A wild-caught adult, and juvenile red-bellied piranhas.
Photos taken at Wharf Aquatics
Photos © Sean Evans
|Common name:||Red-Bellied Piranha, Red Piranha, Natterer's Piranha|
|Scientific name:||Pygocentrus nattereri|
|Synonyms:||Serrasalmus nattereri (not valid)|
|Size:||Up to 12" (30cm)|
|Origin:||South America - large areas of the Amazon and its major tributaries.|
|Tank setup:||A large tank with bogwood, and a few robust or plastic plants for decor.
A shoal of adults will require a tank of 100 gallons (450 litres) plus. Heavy-duty filtration is essential.|
|Compatibility:||A highly predatory carnivore, best kept in a shoal in a species tank.|
|Water chemistry:||Fairly soft, acidic water (pH 5.8-6.8) prefered, but not essential, as harder and more alkaline water is well tolerated.|

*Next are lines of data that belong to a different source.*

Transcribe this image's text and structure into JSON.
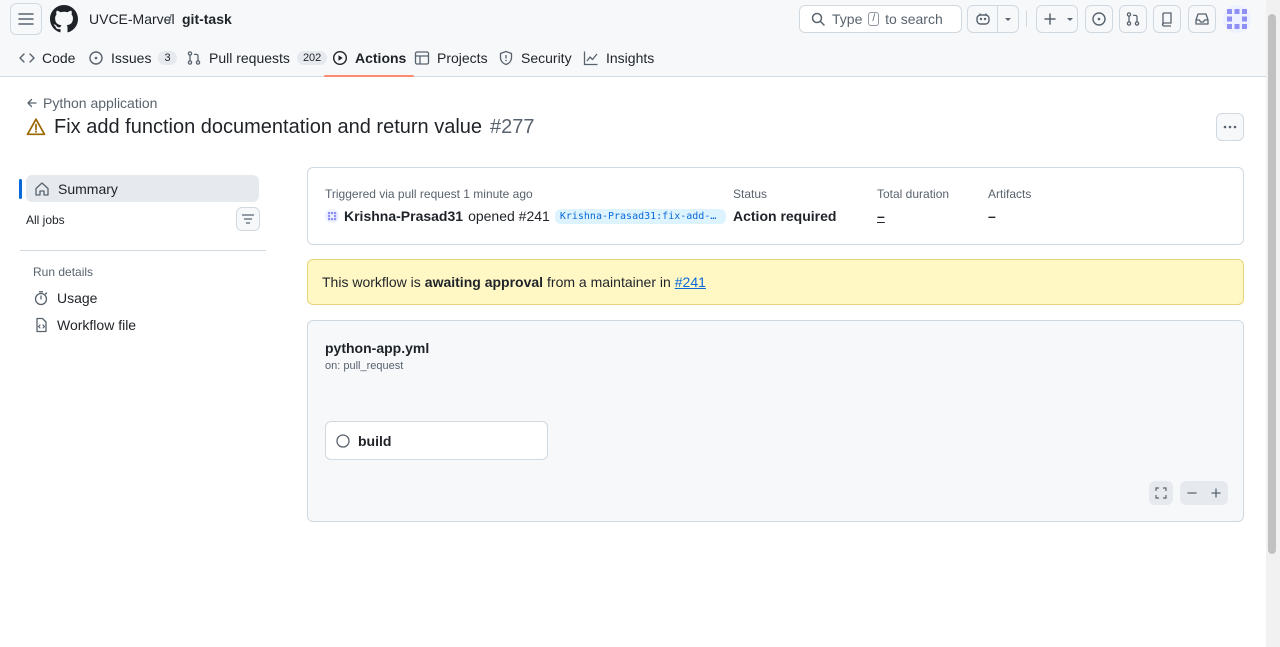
{
  "header": {
    "org": "UVCE-Marvel",
    "separator": "/",
    "repo": "git-task",
    "search_prefix": "Type",
    "search_key": "/",
    "search_suffix": "to search"
  },
  "tabs": [
    {
      "label": "Code",
      "icon": "code-icon"
    },
    {
      "label": "Issues",
      "count": "3",
      "icon": "issue-icon"
    },
    {
      "label": "Pull requests",
      "count": "202",
      "icon": "pull-request-icon"
    },
    {
      "label": "Actions",
      "icon": "play-icon",
      "active": true
    },
    {
      "label": "Projects",
      "icon": "table-icon"
    },
    {
      "label": "Security",
      "icon": "shield-icon"
    },
    {
      "label": "Insights",
      "icon": "graph-icon"
    }
  ],
  "page": {
    "back_label": "Python application",
    "title": "Fix add function documentation and return value",
    "run_number": "#277"
  },
  "sidebar": {
    "summary": "Summary",
    "all_jobs": "All jobs",
    "run_details": "Run details",
    "usage": "Usage",
    "workflow_file": "Workflow file"
  },
  "summary": {
    "triggered": "Triggered via pull request 1 minute ago",
    "user": "Krishna-Prasad31",
    "action": "opened #241",
    "branch": "Krishna-Prasad31:fix-add-fu…",
    "status_label": "Status",
    "status_value": "Action required",
    "duration_label": "Total duration",
    "duration_value": "–",
    "artifacts_label": "Artifacts",
    "artifacts_value": "–"
  },
  "flash": {
    "prefix": "This workflow is",
    "bold": "awaiting approval",
    "suffix": "from a maintainer in",
    "link": "#241"
  },
  "workflow": {
    "name": "python-app.yml",
    "trigger": "on: pull_request",
    "job": "build"
  },
  "colors": {
    "accent": "#0969da",
    "tab_underline": "#fd8c73",
    "warning": "#9a6700",
    "flash_bg": "#fff8c5"
  }
}
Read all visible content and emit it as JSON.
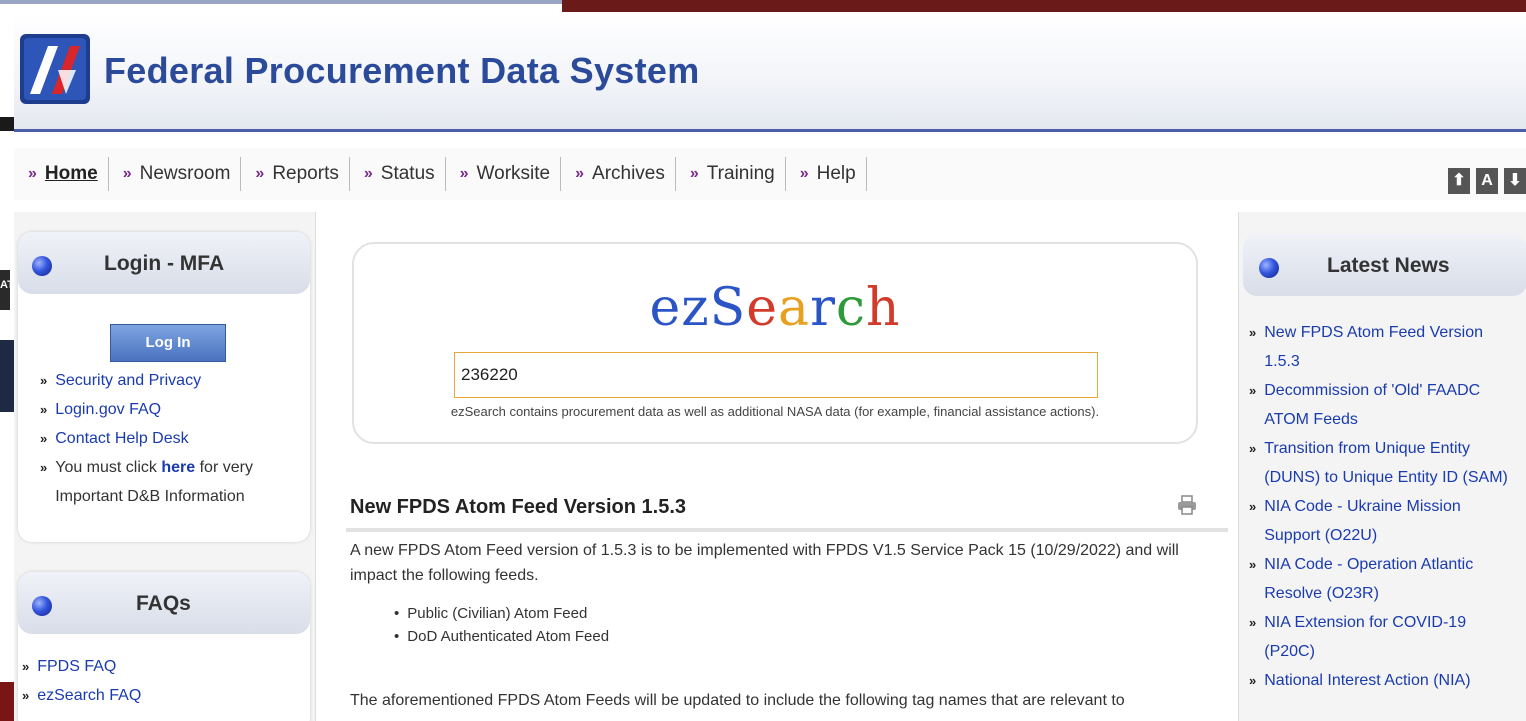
{
  "site": {
    "title": "Federal Procurement Data System"
  },
  "edge": {
    "left_fragment": "AT"
  },
  "nav": {
    "items": [
      {
        "label": "Home"
      },
      {
        "label": "Newsroom"
      },
      {
        "label": "Reports"
      },
      {
        "label": "Status"
      },
      {
        "label": "Worksite"
      },
      {
        "label": "Archives"
      },
      {
        "label": "Training"
      },
      {
        "label": "Help"
      }
    ],
    "chevron": "»"
  },
  "size_tools": {
    "up": "⬆",
    "font": "A",
    "down": "⬇"
  },
  "login": {
    "title": "Login - MFA",
    "button": "Log In",
    "links": [
      "Security and Privacy",
      "Login.gov FAQ",
      "Contact Help Desk"
    ],
    "notice_before": "You must click ",
    "notice_link": "here",
    "notice_after": " for very Important D&B Information"
  },
  "faqs": {
    "title": "FAQs",
    "links": [
      "FPDS FAQ",
      "ezSearch FAQ"
    ]
  },
  "ezsearch": {
    "logo": "ezSearch",
    "query": "236220",
    "note": "ezSearch contains procurement data as well as additional NASA data (for example, financial assistance actions)."
  },
  "article": {
    "title": "New FPDS Atom Feed Version 1.5.3",
    "p1": "A new FPDS Atom Feed version of 1.5.3 is to be implemented with FPDS V1.5 Service Pack 15 (10/29/2022) and will impact the following feeds.",
    "bullets": [
      "Public (Civilian) Atom Feed",
      "DoD Authenticated Atom Feed"
    ],
    "p2": "The aforementioned FPDS Atom Feeds will be updated to include the following tag names that are relevant to"
  },
  "news": {
    "title": "Latest News",
    "items": [
      "New FPDS Atom Feed Version 1.5.3",
      "Decommission of 'Old' FAADC ATOM Feeds",
      "Transition from Unique Entity (DUNS) to Unique Entity ID (SAM)",
      "NIA Code - Ukraine Mission Support (O22U)",
      "NIA Code - Operation Atlantic Resolve (O23R)",
      "NIA Extension for COVID-19 (P20C)",
      "National Interest Action (NIA)"
    ]
  },
  "colors": {
    "brand_blue": "#2b4a9a",
    "link": "#1a3bb0",
    "nav_chevron": "#7a2a8a",
    "search_border": "#e8a83a"
  }
}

|Feeding:||Carnivore: Live or dead meaty foods. There is no particular need to feed live fish, as they can easily be weaned onto
thawed mussel, prawn, etc - some even take pellets which can help to provide a varied diet. The use of "feeder fish" carries a strong risk

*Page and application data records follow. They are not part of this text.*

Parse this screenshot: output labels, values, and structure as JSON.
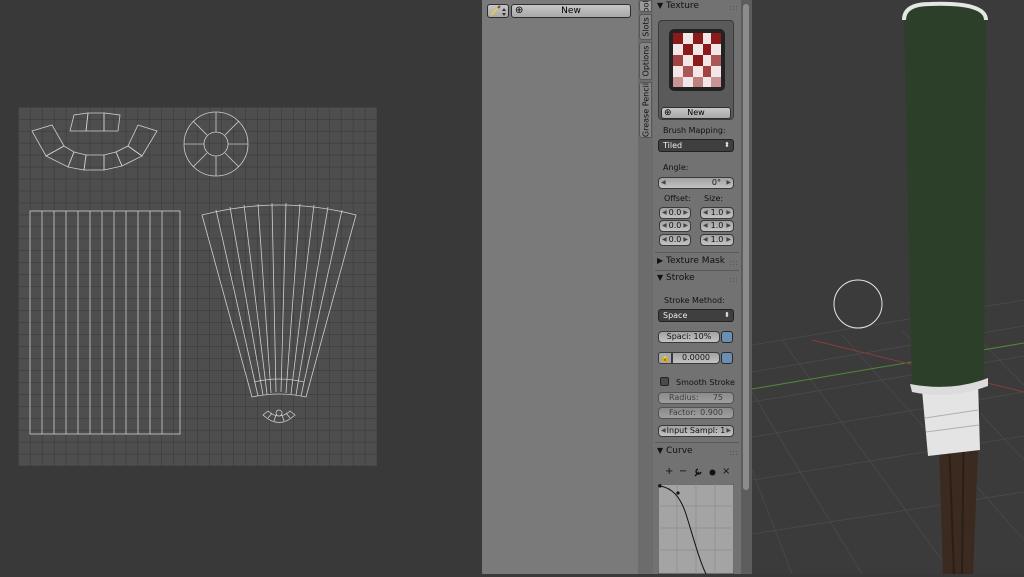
{
  "image_panel": {
    "new_button_label": "New",
    "brush_icon": "brush-icon",
    "add_icon": "plus-icon"
  },
  "tabs": [
    {
      "label": "Tools"
    },
    {
      "label": "Slots"
    },
    {
      "label": "Options"
    },
    {
      "label": "Grease Pencil"
    }
  ],
  "texture_panel": {
    "title": "Texture",
    "new_button_label": "New",
    "brush_mapping_label": "Brush Mapping:",
    "brush_mapping_value": "Tiled",
    "angle_label": "Angle:",
    "angle_value": "0°",
    "offset_label": "Offset:",
    "size_label": "Size:",
    "offset_values": [
      "0.0",
      "0.0",
      "0.0"
    ],
    "size_values": [
      "1.0",
      "1.0",
      "1.0"
    ]
  },
  "texture_mask_panel": {
    "title": "Texture Mask"
  },
  "stroke_panel": {
    "title": "Stroke",
    "stroke_method_label": "Stroke Method:",
    "stroke_method_value": "Space",
    "spacing_label": "Spaci: 10%",
    "jitter_value": "0.0000",
    "smooth_stroke_label": "Smooth Stroke",
    "smooth_stroke_checked": false,
    "radius_label": "Radius:",
    "radius_value": "75",
    "factor_label": "Factor:",
    "factor_value": "0.900",
    "input_samples_label": "Input Sampl: 1"
  },
  "curve_panel": {
    "title": "Curve",
    "tools": [
      "+",
      "−",
      "wrench-icon",
      "dot-icon",
      "×"
    ]
  },
  "colors": {
    "panel_bg": "#727272",
    "dropdown_bg": "#3f3f3f",
    "uv_grid": "#555555",
    "uv_wire": "#cfcfcf",
    "bat_handle": "#2c3f28",
    "bat_wood": "#3a2a20"
  }
}
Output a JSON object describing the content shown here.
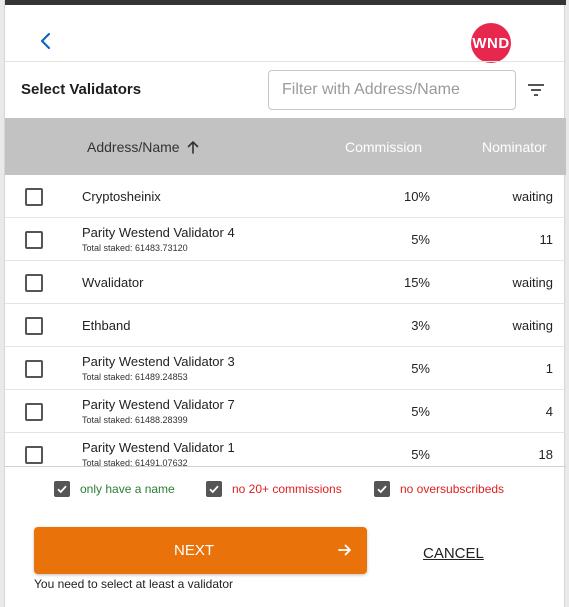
{
  "header": {
    "logo_text": "WND",
    "logo_color": "#e8274f"
  },
  "title": "Select Validators",
  "filter": {
    "placeholder": "Filter with Address/Name",
    "value": ""
  },
  "table": {
    "columns": {
      "address": "Address/Name",
      "commission": "Commission",
      "nominator": "Nominator"
    },
    "sort": "ascending",
    "rows": [
      {
        "name": "Cryptosheinix",
        "staked": "",
        "commission": "10%",
        "nominator": "waiting"
      },
      {
        "name": "Parity Westend Validator 4",
        "staked": "Total staked: 61483.73120",
        "commission": "5%",
        "nominator": "11"
      },
      {
        "name": "Wvalidator",
        "staked": "",
        "commission": "15%",
        "nominator": "waiting"
      },
      {
        "name": "Ethband",
        "staked": "",
        "commission": "3%",
        "nominator": "waiting"
      },
      {
        "name": "Parity Westend Validator 3",
        "staked": "Total staked: 61489.24853",
        "commission": "5%",
        "nominator": "1"
      },
      {
        "name": "Parity Westend Validator 7",
        "staked": "Total staked: 61488.28399",
        "commission": "5%",
        "nominator": "4"
      },
      {
        "name": "Parity Westend Validator 1",
        "staked": "Total staked: 61491.07632",
        "commission": "5%",
        "nominator": "18"
      }
    ]
  },
  "options": [
    {
      "label": "only have a name",
      "color": "#2e7d32",
      "checked": true
    },
    {
      "label": "no 20+ commissions",
      "color": "#e02020",
      "checked": true
    },
    {
      "label": "no oversubscribeds",
      "color": "#e02020",
      "checked": true
    }
  ],
  "actions": {
    "next_label": "NEXT",
    "cancel_label": "CANCEL",
    "next_color": "#e9730a"
  },
  "hint": "You need to select at least a validator"
}
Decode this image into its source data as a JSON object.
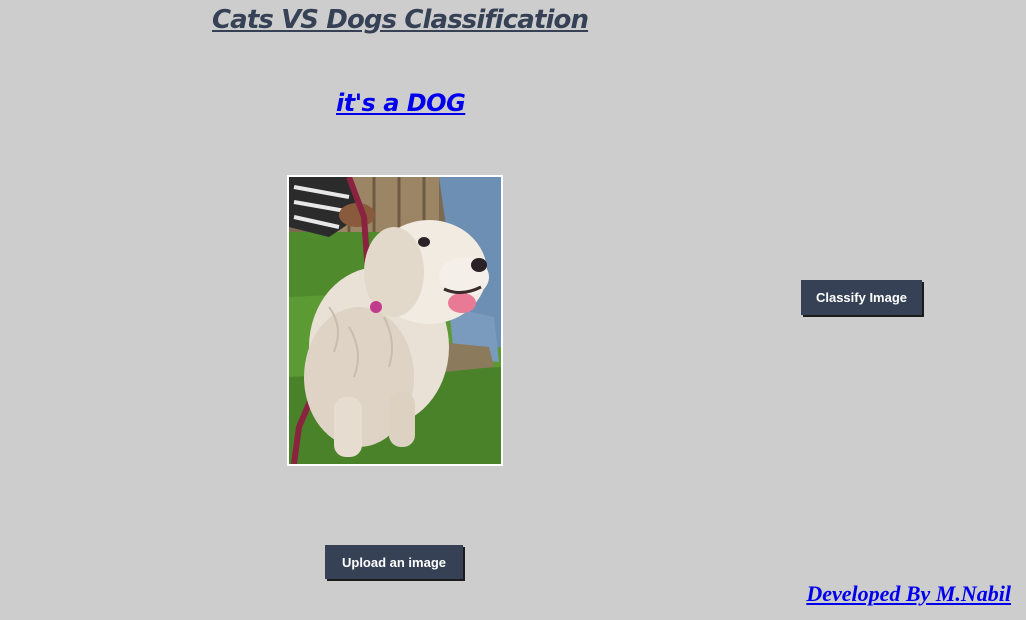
{
  "app": {
    "title": "Cats VS Dogs Classification",
    "result": "it's a DOG",
    "credit": "Developed By M.Nabil"
  },
  "image": {
    "subject": "white dog on grass"
  },
  "buttons": {
    "upload_label": "Upload an image",
    "classify_label": "Classify Image"
  },
  "colors": {
    "background": "#cdcdcd",
    "title": "#364156",
    "button_bg": "#364156",
    "button_text": "#ffffff",
    "link": "#0000ee",
    "image_border": "#ffffff"
  }
}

of introducing disease.|
|Sexing:||No clear sexual differences. Breeding females may appear more robust in shape.|
|Breeding:||Eggs are laid among plants or in a pit in the substrate and defended by the parents.
Hatching takes around 2-3 days.|
This fish is infamous as a highly dangerous carnivore. Although its reputation is somewhat exaggerated, it
is wise to take precautions when carrying out tank maintenance. The fish may actually appear rather timid if kept
in a brightly lit aquarium with little cover.|
This species may be confused with P. cariba, which occurs in the Orinoco river, rather than the Amazon.